**PROBLEM REQUIREMENTS:**
This exercise asks for the whole listing to be restated exactly.

------------------------------

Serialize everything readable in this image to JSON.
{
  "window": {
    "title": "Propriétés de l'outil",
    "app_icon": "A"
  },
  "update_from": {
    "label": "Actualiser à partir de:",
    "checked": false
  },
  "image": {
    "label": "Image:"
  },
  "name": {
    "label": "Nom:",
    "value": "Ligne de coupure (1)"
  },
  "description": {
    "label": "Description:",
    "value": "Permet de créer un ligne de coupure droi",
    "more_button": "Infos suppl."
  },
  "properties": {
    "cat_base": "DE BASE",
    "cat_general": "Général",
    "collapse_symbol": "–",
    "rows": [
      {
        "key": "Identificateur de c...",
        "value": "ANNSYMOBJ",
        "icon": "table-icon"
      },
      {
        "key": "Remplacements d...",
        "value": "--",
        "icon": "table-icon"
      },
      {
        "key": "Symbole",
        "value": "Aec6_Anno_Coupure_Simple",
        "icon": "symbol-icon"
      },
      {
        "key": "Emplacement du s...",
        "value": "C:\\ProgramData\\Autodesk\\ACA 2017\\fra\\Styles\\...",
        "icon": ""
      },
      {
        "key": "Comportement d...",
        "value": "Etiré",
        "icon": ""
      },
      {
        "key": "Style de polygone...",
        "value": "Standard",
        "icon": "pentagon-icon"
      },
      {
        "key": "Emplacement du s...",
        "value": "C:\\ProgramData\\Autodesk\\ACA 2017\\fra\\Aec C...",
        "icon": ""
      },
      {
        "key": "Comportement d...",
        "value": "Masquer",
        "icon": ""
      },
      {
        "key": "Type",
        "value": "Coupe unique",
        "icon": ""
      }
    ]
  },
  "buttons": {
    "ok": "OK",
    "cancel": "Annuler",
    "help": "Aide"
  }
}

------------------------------

**ANSWER TO THIS TASK:**
Serialize everything readable in this image to JSON.
{
  "window": {
    "title": "Propriétés de l'outil",
    "app_icon": "A"
  },
  "update_from": {
    "label": "Actualiser à partir de:",
    "checked": false
  },
  "image": {
    "label": "Image:"
  },
  "name": {
    "label": "Nom:",
    "value": "Ligne de coupure (1)"
  },
  "description": {
    "label": "Description:",
    "value": "Permet de créer un ligne de coupure droi",
    "more_button": "Infos suppl."
  },
  "properties": {
    "cat_base": "DE BASE",
    "cat_general": "Général",
    "collapse_symbol": "–",
    "rows": [
      {
        "key": "Identificateur de c...",
        "value": "ANNSYMOBJ",
        "icon": "table-icon"
      },
      {
        "key": "Remplacements d...",
        "value": "--",
        "icon": "table-icon"
      },
      {
        "key": "Symbole",
        "value": "Aec6_Anno_Coupure_Simple",
        "icon": "symbol-icon"
      },
      {
        "key": "Emplacement du s...",
        "value": "C:\\ProgramData\\Autodesk\\ACA 2017\\fra\\Styles\\...",
        "icon": ""
      },
      {
        "key": "Comportement d...",
        "value": "Etiré",
        "icon": ""
      },
      {
        "key": "Style de polygone...",
        "value": "Standard",
        "icon": "pentagon-icon"
      },
      {
        "key": "Emplacement du s...",
        "value": "C:\\ProgramData\\Autodesk\\ACA 2017\\fra\\Aec C...",
        "icon": ""
      },
      {
        "key": "Comportement d...",
        "value": "Masquer",
        "icon": ""
      },
      {
        "key": "Type",
        "value": "Coupe unique",
        "icon": ""
      }
    ]
  },
  "buttons": {
    "ok": "OK",
    "cancel": "Annuler",
    "help": "Aide"
  }
}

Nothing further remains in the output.